Your task is to copy every line of the records below that contains "borzoi".
▬▬▬▬▬▬▬▬▬▬
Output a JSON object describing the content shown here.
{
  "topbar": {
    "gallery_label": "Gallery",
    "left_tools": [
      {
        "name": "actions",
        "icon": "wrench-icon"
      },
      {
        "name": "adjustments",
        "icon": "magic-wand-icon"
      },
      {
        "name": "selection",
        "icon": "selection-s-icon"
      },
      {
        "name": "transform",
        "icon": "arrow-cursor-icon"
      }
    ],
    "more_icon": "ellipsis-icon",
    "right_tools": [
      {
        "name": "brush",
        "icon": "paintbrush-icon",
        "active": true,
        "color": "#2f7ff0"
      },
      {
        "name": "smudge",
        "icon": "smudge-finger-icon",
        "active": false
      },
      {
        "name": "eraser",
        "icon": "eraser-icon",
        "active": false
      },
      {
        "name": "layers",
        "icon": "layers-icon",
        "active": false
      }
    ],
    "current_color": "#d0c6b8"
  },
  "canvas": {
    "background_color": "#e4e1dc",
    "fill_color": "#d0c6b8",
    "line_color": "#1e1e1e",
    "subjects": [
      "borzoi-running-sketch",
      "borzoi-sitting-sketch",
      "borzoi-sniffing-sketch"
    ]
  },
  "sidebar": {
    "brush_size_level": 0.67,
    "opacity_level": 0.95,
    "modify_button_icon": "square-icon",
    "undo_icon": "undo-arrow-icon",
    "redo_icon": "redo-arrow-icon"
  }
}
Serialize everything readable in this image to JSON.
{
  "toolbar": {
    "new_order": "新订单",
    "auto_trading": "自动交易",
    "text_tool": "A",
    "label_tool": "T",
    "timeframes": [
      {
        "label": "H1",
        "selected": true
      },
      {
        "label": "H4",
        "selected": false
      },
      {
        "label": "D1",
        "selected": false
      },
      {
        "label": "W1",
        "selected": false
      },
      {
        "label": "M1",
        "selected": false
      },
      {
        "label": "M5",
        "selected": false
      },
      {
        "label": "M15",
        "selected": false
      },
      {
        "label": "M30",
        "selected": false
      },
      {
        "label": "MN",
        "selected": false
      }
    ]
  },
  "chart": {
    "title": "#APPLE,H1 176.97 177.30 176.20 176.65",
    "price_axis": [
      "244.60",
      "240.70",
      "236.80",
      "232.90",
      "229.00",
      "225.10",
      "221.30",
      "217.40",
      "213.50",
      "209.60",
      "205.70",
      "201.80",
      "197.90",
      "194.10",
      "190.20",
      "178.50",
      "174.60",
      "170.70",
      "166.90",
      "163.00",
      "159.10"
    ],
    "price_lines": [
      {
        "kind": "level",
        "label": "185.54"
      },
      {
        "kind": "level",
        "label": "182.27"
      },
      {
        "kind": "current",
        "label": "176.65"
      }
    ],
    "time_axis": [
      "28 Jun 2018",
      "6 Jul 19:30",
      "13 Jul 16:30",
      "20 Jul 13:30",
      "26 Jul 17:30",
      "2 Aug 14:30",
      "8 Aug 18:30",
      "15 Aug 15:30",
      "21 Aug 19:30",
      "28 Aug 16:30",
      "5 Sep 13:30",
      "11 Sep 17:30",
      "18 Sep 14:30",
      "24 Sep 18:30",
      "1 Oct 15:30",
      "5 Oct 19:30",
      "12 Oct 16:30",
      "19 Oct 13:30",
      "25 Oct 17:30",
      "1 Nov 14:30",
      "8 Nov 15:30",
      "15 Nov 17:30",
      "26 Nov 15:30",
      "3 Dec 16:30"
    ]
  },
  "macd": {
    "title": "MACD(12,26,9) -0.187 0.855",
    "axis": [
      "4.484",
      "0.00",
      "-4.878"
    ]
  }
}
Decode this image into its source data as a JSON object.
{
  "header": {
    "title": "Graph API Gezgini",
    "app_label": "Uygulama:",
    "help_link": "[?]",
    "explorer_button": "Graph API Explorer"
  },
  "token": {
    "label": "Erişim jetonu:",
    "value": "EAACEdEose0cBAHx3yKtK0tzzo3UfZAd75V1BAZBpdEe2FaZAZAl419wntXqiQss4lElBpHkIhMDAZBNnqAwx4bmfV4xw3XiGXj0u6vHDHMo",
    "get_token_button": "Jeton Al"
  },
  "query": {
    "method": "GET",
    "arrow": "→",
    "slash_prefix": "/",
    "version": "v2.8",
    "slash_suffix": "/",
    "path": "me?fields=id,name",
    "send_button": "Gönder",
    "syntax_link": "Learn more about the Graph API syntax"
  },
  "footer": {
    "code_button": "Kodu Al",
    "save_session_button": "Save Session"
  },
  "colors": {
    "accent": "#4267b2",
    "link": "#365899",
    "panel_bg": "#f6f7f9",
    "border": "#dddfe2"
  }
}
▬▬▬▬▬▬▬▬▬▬
§ **SOLUTION FOR THIS PROBLEM**
      "borzoi-running-sketch",
      "borzoi-sitting-sketch",
      "borzoi-sniffing-sketch"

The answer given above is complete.